- Input data:
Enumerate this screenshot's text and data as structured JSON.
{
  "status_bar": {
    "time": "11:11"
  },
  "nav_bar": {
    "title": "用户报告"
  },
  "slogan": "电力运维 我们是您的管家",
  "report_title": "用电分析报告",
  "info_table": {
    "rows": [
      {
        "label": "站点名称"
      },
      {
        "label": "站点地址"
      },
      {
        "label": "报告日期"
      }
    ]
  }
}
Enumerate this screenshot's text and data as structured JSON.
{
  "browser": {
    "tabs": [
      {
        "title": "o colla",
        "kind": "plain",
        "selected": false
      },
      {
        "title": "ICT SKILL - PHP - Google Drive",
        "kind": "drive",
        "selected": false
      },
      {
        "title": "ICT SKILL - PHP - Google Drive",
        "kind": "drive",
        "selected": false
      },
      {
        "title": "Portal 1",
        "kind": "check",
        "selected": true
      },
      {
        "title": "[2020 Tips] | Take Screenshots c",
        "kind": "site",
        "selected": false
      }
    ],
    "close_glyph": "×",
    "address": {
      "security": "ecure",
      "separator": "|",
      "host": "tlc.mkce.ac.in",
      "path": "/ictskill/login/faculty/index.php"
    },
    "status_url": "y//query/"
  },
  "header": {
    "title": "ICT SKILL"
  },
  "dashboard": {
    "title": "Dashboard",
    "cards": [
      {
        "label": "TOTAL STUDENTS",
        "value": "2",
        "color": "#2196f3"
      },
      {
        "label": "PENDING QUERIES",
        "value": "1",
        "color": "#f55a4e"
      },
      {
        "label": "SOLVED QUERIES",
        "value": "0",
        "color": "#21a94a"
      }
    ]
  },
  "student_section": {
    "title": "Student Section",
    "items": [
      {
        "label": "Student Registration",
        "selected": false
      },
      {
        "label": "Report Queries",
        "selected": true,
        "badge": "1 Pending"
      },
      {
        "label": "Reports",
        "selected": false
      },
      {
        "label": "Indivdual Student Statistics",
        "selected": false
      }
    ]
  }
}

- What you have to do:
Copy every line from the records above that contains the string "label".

- The completed task:
        "label": "站点名称"
        "label": "站点地址"
        "label": "报告日期"
        "label": "TOTAL STUDENTS",
        "label": "PENDING QUERIES",
        "label": "SOLVED QUERIES",
        "label": "Student Registration",
        "label": "Report Queries",
        "label": "Reports",
        "label": "Indivdual Student Statistics",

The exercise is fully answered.